The CDC had no interest in fixing the information until hacks from the Guardian looking into Covid mortality rates among children, uncovered the problem.
The CDC claimed that the problem was a "coding logic error" that had inadvertently added more than 72,000 Covid deaths of all ages to the data tracker.
The agency briefly noted the change in a footnote, although the note did not explain how the error occurred or how long it was in effect.
More than 72,277 deaths in all age groups reported across 26 states were removed from the tracker "because CDC's algorithm was accidentally counting deaths that were not Covid-19-related," Jasmine Reed, a spokesperson for the agency, told the Guardian.

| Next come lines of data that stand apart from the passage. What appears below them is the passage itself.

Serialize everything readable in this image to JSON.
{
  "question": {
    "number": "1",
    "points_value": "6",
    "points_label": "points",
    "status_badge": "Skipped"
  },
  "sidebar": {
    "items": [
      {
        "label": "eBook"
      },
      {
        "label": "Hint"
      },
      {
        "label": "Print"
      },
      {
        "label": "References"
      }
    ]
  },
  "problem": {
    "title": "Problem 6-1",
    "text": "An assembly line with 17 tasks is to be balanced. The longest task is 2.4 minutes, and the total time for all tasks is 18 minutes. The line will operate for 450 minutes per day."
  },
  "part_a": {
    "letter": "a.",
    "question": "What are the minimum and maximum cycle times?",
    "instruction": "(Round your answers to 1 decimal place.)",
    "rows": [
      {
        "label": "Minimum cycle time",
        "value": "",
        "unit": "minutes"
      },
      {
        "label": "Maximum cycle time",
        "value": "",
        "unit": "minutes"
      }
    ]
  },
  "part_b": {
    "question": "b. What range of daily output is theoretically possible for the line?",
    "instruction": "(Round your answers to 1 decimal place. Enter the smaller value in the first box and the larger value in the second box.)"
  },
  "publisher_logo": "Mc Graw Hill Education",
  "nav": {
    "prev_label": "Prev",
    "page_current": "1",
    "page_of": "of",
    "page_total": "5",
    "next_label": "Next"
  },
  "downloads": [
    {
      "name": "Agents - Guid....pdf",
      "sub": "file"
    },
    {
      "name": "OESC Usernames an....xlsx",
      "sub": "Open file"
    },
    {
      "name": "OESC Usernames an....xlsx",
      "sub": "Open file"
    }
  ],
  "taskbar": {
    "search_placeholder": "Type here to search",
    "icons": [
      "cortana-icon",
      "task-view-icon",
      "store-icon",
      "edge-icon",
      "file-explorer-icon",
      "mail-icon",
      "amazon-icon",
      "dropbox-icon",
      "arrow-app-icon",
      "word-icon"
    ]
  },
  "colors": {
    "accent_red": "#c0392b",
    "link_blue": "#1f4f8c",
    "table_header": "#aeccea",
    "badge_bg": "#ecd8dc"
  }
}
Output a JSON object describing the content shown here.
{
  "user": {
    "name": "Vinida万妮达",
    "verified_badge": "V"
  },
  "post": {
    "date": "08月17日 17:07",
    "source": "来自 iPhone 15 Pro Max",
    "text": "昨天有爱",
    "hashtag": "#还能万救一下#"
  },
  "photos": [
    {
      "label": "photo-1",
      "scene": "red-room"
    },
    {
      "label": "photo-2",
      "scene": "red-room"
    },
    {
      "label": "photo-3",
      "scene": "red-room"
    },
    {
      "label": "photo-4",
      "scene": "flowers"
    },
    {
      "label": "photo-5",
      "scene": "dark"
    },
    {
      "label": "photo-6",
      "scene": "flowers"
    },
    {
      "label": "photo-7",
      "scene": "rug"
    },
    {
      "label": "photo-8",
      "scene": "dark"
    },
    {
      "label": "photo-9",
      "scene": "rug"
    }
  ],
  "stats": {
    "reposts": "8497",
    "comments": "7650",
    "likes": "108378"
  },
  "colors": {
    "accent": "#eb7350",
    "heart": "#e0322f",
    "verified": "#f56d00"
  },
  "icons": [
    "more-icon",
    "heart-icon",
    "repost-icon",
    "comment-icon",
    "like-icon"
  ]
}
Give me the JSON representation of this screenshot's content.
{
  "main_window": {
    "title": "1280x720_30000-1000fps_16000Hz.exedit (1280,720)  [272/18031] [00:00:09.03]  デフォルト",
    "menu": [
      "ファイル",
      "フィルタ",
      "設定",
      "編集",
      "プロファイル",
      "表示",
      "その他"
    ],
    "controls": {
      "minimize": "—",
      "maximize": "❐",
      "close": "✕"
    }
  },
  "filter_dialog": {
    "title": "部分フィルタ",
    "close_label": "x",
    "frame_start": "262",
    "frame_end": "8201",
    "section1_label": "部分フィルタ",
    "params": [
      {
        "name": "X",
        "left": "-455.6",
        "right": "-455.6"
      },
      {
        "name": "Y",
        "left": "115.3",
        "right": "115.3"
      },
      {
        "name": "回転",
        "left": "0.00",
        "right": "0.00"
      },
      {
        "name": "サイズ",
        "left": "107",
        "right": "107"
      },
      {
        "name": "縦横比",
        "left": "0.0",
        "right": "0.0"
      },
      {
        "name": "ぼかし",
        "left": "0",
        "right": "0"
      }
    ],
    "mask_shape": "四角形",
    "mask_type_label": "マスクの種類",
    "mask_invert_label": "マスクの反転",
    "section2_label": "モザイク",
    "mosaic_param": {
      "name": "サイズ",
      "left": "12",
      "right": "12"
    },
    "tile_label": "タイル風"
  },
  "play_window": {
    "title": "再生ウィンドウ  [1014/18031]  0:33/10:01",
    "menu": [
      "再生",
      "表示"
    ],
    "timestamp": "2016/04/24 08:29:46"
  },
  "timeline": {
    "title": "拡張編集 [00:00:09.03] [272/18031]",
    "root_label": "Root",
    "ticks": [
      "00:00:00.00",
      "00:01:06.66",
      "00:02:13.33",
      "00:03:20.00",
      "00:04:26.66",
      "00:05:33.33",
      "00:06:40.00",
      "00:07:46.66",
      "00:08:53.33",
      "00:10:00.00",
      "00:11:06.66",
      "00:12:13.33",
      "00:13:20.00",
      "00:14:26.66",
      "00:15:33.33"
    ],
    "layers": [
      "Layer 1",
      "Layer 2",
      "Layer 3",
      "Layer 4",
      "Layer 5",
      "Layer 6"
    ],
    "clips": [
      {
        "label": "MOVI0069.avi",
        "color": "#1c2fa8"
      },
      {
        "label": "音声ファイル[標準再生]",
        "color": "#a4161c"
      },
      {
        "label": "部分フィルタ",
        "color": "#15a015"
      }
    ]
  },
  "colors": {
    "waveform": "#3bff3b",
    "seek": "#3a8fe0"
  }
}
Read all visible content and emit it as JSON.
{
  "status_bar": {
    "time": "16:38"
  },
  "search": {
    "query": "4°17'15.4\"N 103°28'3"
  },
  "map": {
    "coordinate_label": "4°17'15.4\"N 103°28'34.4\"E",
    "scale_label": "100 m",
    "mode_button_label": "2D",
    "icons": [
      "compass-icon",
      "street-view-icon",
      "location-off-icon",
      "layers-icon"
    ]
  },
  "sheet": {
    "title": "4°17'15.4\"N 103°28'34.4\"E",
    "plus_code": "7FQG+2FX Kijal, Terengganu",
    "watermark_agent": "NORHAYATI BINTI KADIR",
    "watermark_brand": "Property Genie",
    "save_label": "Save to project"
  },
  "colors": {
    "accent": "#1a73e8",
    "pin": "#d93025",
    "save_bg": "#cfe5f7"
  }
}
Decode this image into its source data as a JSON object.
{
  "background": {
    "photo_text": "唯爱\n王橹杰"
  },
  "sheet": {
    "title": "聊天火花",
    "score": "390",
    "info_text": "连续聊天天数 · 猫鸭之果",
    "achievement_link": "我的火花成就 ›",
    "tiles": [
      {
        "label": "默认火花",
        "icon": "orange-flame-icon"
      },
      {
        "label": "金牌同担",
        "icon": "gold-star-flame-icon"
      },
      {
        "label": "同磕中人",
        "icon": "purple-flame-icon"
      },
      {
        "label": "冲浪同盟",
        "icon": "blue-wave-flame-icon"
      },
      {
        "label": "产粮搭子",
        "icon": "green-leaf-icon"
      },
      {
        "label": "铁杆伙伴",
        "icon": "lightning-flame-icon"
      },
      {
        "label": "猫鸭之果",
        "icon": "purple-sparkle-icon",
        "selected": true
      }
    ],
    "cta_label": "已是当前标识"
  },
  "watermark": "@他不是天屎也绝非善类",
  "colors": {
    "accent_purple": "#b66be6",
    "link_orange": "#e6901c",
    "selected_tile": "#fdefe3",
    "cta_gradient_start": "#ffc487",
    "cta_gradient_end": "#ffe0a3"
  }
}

It claimed that the problem stemmed from two questions the CDC asks of states and jurisdictions when they report fatalities, according to a source familiar with the issue.
One data field asks if a person died "from illness/complications of illness," and the field next to this asks for the date of death.
When the answer is yes, then the date of death should be provided. But a problem apparently arose if a respondent included the date of death in this field even when the answer was "no" or "unknown."
The CDC's system assumed that if a date was provided, then the "no" or "unknown" answer was an error, and the system switched the answer to "yes." This resulted in an overcount of deaths due to Covid in the demographic breakdown, and the error, once discovered, was corrected last week.
While it may prove to be a cock-up, the error plays into the hands of conspiracy theorists who have long accused the agency of “enhancing” the figures to panic government’s into vaccination programmes.
"Working with near real-time data in an emergency is critical to guide decision-making, but may also mean we often have incomplete information when data are first reported," said a CDC spokesman said.
The death counts in the data tracker are "real-time and subject to change. while numbers from the National Centre for Health Statistics, a centre within the CDC, are the most complete source of death data, despite lags in reporting, because the process includes a review of death certificates.